Interview with Frank Smith (Big Black)
QUESTION 9
SAM POLLARD:

Tell me what it was like, those first moments ? What was it like in that yard when you first ?

FRANK "BIG BLACK" SMITH:

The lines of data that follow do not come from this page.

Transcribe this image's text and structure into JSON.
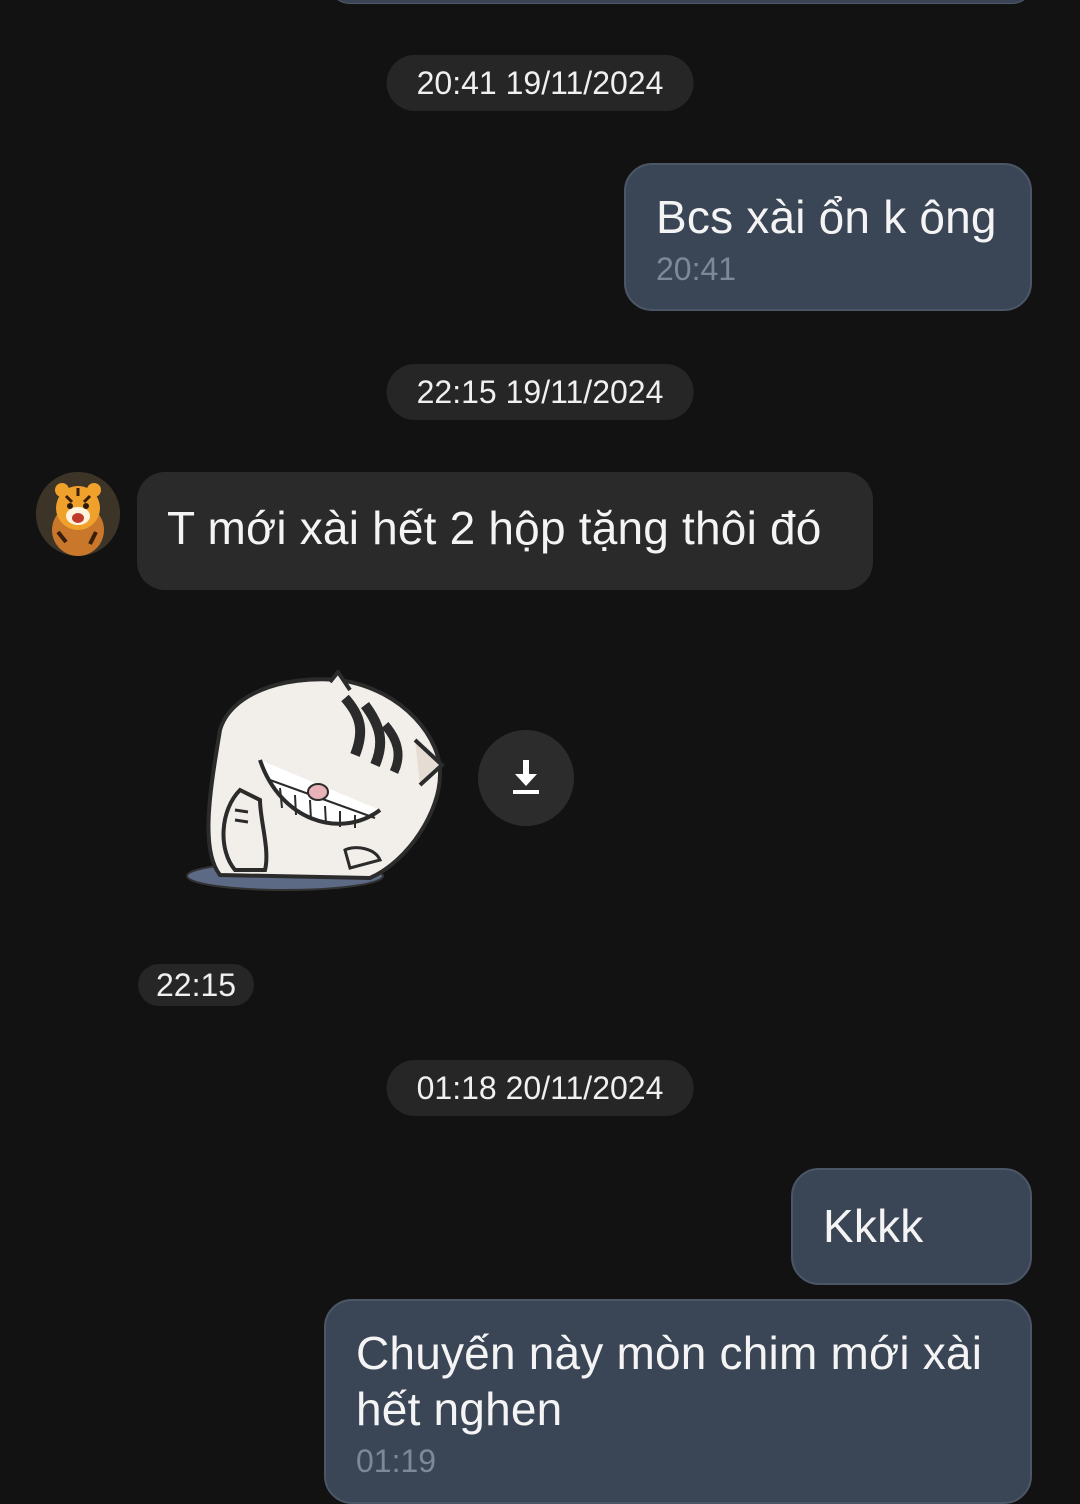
{
  "conversation": {
    "separators": [
      {
        "label": "20:41 19/11/2024"
      },
      {
        "label": "22:15 19/11/2024"
      },
      {
        "label": "01:18 20/11/2024"
      }
    ],
    "messages": [
      {
        "direction": "outgoing",
        "text": "Bcs xài ổn k ông",
        "time": "20:41"
      },
      {
        "direction": "incoming",
        "text": "T mới xài hết 2 hộp tặng thôi đó"
      },
      {
        "direction": "incoming",
        "type": "sticker",
        "sticker_icon": "laughing-cat-sticker",
        "time": "22:15"
      },
      {
        "direction": "outgoing",
        "text": "Kkkk"
      },
      {
        "direction": "outgoing",
        "text": "Chuyến này mòn chim mới xài hết nghen",
        "time": "01:19"
      }
    ]
  },
  "icons": {
    "download": "download-icon",
    "avatar": "tiger-avatar"
  },
  "colors": {
    "background": "#121212",
    "outgoing_bubble": "#3a4556",
    "incoming_bubble": "#2a2a2a",
    "chip": "#262626",
    "timestamp_text": "#7f8896"
  }
}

To be in that yard and my feelings after I entered the yard was out, it would, it would take a lifetime, really for me to explain it to you, a feeling of and, and, and a view of unity and, and seeing everybody regardless to the color or hue, being under the same condition or the same situation, and everybody being out there together and, and, and the first time in seven years of seeing that many people being around each other and being in some form of unity and some form of collective ideas and, and, and projection I guess is what I would call it. The harmony that I seen and some kind of, the words, you know, is hard to describe and the feeling is hard to describe but it's a feeling of like being born again, where you didn't have to worry about who you were or what color you were or where you were at, you know, even being in prison, you know, I didn't feel it then. I didn't even feel like I was in Attica State Prison, just to view what was happening in that yard, you know, it's like freedom. And it was a form of freedom. You know, I didn't have, you know, that keeper up on top of me and, and, I felt like whatever I was feeling, whatever I was thinking was running together, my emotions was into my thoughts and my feelings, you know, and I had all of that together and I, and I used that emotion when I was in the yard to bring, to solidify my thoughts and my feelings and that I was thinking what I was feeling. And everybody else was in that kind of vehicle, the way I felt. I felt, I felt good, ya know. I felt relieved. I felt, I guess, liberated. You know. That I didn't have to worry about the bar in the front of me. Even though I knew that I was, I felt and knew that I was in prison, now that's the reality. But that visible thing wasn't there no more. You know the walls was there but that bar wasn't really in the front of me, that visible bar. It was more invisible then.**It was a good feeling, as especially after we started dealing and started organizing and started talking about the conditions and started talking about why were out there and started talking about the grievances and started talking about why we were rebelling and why rebelling was necessary, the feeling became more and more and more into me and I started feeling a part of it more** and it brought me more aware of really who I were, where I were, and what I had to deal with and what was being dealt with in a unified, collective fashion.

SAM POLLARD:

Great. That was great.